Pasteurization was invented by French chemist and microbiologist Louis Pasteur (1822–1895). He demonstrated that fermentation was caused by the growth of microbes and not by spontaneous exposure to ambient air.
In his trials, Pasteur heated a liquid food in long, swan-necked jars to sterilize it. The jars were filtered so that only air and not dust or other particles were present. He observed that nothing grew in the liquid sample unless the ﬂasks were broken open. He then concluded that the living organisms that grew came from outside as air-borne spores, rather than being spontaneously generated within the liquid food.
After his experiments, he was able to prove that the growth and metabolic activity of microorganisms were responsible for spoiling products such as beer, wine, and milk. He invented a process in which milk was heated to kill most bacteria and molds already present. This process was soon afterward known as pasteurisation.2
How does pasteurization work?
Pasteurization is carried out in heat exchangers operating in batch with a total load contained in a vessel, or in continuous mode in a basis of liters per second running in pipework. A heat exchanger is a piece of equipment designed to transfer thermal energy (via convection and conduction) from one fluid to another separated by a heat conducting partition, such as a metal wall.
According to thermodynamic laws, heating involves the transfer of heat from a hot point to a cold point. Types of heat exchanger include plate, tubular, shell and tube, among others.
As a result, for pasteurization to occur, a hot liquid (transfer fluid, usually saturated steam) and a cold liquid (the product to be processed) are needed.
Schematic representation of a continuous pasteurizer.

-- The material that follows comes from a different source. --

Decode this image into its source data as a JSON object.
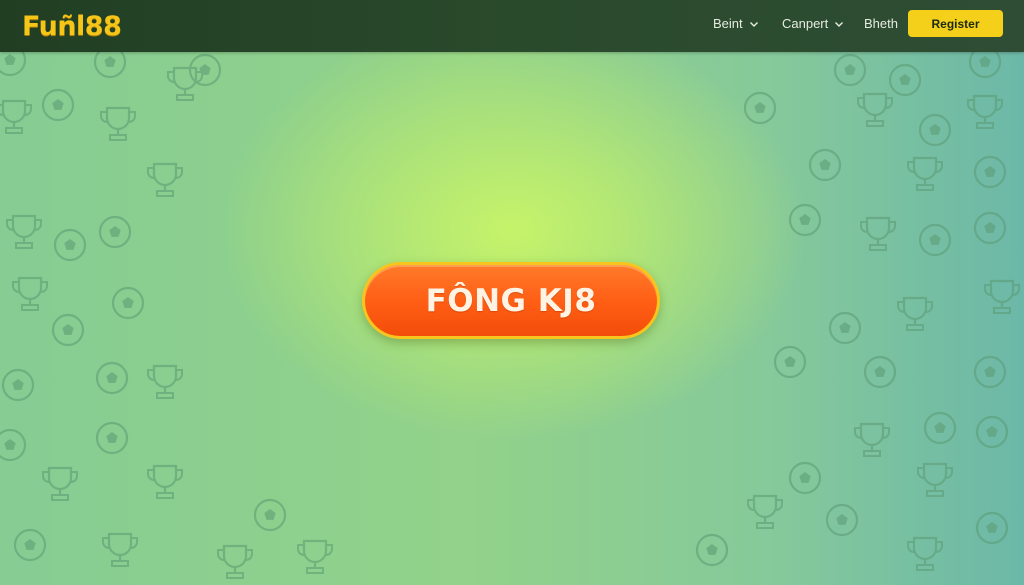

There are various pasteurization methods or technologies:3
- Low-temperature, long-time. This process involves heating products to 63°C (145°F) and holding them at that temperature for at least 30 minutes. In this case, the pasteurization does not achieve complete destruction of all microbes i.e., sterilization.
- High temperature, short time (HTST). Method used to pasteurize milk and dairy products. This process usually uses a minimum of 72–75°C (161–167°F) and a holding time of a minimum of 15–20 seconds.
- Ultrapasteurization or ultra-high temperature processing (UHT). This method requires a much higher temperature of 85°C (185°F) and a shorter holding time. Combinations of 123–145°C (253–293°F) for <1–5 seconds are usually seen in the industry. This process requires both the product and packaging to be sterile prior to filling.4
- In‐container sterilisation. In this case, the thermal treatment is accomplished after the product is placed in the container or package.
Pasteurization is widely used in the food industry. The following are a few examples:
- Stabilization of incoming raw materials or ingredients, e.g., liquid milk. This allows these materials to be stored and used in the production of value-added products. Milk bread is produced with liquid milk as the only moistening agent to comply with U.S. Standards of Identity.
- Production of dry milk solids, dairy blends, and cereal-dairy blends (milk replacers) used in the production of yeast-leavened bakery products. High-heat dry milk is preheated to 85°–88°C (185°–190°F) for 30 minutes to denature (inactivate) the milk proteins (globulins) responsible for generating detrimental effects on the stability of gas bubbles and causing the cake and bread dough to become too extensible and sticky.5
- No-shell egg products intended for used in baking plants must be pasteurized according to USDA laws. The conditions for pasteurization must be carefully controlled to assure destruction of pathogenic organisms but not damage the desired functional properties of the proteins in egg.6
- Processing and shelf-life extension of cream, a fat-rich ingredient used in bakery formulations such as cakes and pastries. FDA provides specific guidelines about the pasteurization of this dairy product.
- Despite not being known as such, the baking process is indeed a pasteurization step. In this case, apart from its effect on product structure and texture, it reduces the microbial count, extending shelf-life of bakery products.
- “PASTEURIZED MILK..” JAMA XLII.21 (1904): 1360-1361.
- Featherstone, S. “Introduction.” A Complete Course in Canning and Related Processes, 14th edition, vol. 1, Woodhead Publishing (Elsevier Ltd.), 2015, pp. 4–6.
- Deeth, H.C. “Heat Treatments of Milk – Thermisation and Pasteurisation.” High Temperature Processing of Milk and Milk Products, John Wiley & Sons Ltd, 2017, pp. 15–34.
- Lewis, M. J., and Jun, S. “Thermal Processing.” Food Processing Handbook, 2nd edition, vol. 1, Wiley-VCH Verlag & Co., 2012, pp. 31–40.
- Cauvain S.P. “Raw Materials.” Baking Problems Solved, 2nd edition, Woodhead Publishing (Elsevier Ltd.), 2017, p. 101.
- Manley, D. “Milk Products and Egg as Biscuit Ingredients.” Manley’s Technology of Biscuits, Crackers and Cookies, Woodhead Publishing Limited, 2011, pp. 191–199.